Your personal injury attorney is your best ally in the deposition. They can defend you and object to the opposing counsel if their questions or conduct are out of line.
The Best Way to Handle an Opposing Counsel
You must consider how you will handle the opposing counsel who will seek to undermine your claims since this is the only time the attorney’s client speaks for themself. They may suggest that you are lying or making errors in your answers.
Some may even try to put words in your mouth by asking you a series of perplexing questions to elicit certain admissions from you. To combat this, you must remain vigilant and remain calm in the deposition.
How a Personal Injury Lawyer Prepares You for a Deposition
Dealing with an attorney can be daunting, especially when you are in recovery from your injury. Here are some ways in which we can assist you with your deposition.
Preparation Before the Deposition
You can practice courtroom etiquette, such as how to conduct yourself politely with small talk. We can also help you prepare for depositions through role-plays, enabling you to feel more at ease. We help you understand what questions may be asked in the deposition and review your story with you, so you have a clear and truthful narrative to deliver that supports your case.
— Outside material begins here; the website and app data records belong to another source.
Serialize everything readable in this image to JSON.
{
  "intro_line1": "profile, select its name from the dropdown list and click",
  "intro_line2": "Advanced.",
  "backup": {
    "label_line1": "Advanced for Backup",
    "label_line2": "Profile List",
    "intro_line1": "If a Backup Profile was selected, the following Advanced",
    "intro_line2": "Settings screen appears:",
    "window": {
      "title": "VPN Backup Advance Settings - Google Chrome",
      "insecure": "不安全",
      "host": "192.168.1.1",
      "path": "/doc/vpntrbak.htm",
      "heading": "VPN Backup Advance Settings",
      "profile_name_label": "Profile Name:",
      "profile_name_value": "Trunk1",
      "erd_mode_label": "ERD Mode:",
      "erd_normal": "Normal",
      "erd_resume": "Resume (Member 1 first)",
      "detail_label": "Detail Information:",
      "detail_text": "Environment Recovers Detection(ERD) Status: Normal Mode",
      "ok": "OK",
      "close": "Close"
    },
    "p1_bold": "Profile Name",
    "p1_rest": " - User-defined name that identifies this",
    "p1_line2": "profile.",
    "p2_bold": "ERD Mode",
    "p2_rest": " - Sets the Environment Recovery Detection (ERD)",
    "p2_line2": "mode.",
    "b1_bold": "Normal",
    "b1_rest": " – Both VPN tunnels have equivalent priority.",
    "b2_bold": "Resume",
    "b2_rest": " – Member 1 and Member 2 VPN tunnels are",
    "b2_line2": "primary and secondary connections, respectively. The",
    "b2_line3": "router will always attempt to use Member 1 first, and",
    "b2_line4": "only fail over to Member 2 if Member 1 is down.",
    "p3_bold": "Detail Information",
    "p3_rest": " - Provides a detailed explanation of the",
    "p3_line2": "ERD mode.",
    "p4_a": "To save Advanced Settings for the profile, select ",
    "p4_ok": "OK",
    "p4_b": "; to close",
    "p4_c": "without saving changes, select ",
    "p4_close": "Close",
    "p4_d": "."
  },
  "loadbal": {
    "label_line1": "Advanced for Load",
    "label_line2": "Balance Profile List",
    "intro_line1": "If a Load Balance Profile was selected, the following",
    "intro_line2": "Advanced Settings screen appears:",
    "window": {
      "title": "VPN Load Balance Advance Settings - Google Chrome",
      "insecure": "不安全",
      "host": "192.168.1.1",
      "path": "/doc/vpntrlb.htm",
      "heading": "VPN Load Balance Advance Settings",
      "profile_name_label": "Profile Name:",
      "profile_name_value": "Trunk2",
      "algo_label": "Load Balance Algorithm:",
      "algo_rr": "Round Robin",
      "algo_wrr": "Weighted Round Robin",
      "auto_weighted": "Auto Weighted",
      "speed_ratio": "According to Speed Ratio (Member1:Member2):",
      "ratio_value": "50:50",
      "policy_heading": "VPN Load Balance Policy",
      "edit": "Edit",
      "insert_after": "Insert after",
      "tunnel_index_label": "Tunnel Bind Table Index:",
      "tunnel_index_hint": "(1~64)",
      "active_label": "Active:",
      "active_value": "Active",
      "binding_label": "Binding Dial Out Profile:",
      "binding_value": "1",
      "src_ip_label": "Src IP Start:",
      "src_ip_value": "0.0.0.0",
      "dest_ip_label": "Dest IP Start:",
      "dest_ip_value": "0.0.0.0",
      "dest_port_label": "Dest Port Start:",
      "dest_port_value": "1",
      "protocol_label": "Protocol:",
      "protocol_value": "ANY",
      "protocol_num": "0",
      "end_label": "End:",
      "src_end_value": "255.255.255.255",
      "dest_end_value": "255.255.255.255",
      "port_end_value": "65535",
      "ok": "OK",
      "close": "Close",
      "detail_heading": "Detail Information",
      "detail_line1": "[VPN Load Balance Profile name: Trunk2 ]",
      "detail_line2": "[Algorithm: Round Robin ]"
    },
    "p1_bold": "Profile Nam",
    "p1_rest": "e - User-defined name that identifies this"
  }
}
Practicing ahead of time allows you to be specific in details that could escape you in the moment.
All answers to questions are on the record, so it is crucial to practice with an attorney. Keep in mind that trying to avoid grammatical errors and misinterpretations in your wording is essential when giving your answers. The at-fault party may try to use your answers to refuse your claim if there is any room for doubt.
Negotiation for a Settlement
Following a deposition, both lawyers can review the court reporter’s record for any inconsistencies. Sometimes, another witness may need to come forward to get a complete understanding of the accident. An independent medical exam may be required to determine the extent of your personal injury from a professional’s perspective.
Typically, you and the insurance company for the other party will negotiate several rounds of a settlement before it is reached. You may be offered a settlement based more on what the insurance company wants to pay you than what you deserve for your injuries.
Your attorney can help you review any settlement and can take your personal injury claim to court if needed.
Our Personal Injury Lawyers Can Help With Your Deposition
A personal injury lawyer can provide you with adequate preparation, legal advice, and direction to ease your anxiety heading into a deposition. We will be your advocate using our experience in handling personal injury cases to guide you through the process.
Call the law firm of Cochran, Kroll & Associates, P.C. at 1-866-MICH-LAW for a free consultation if you are facing a deposition for a personal injury claim.
Disclaimer : The information provided is general and not for legal advice. The blogs are not intended to provide legal counsel and no attorney-client relationship is created nor intended.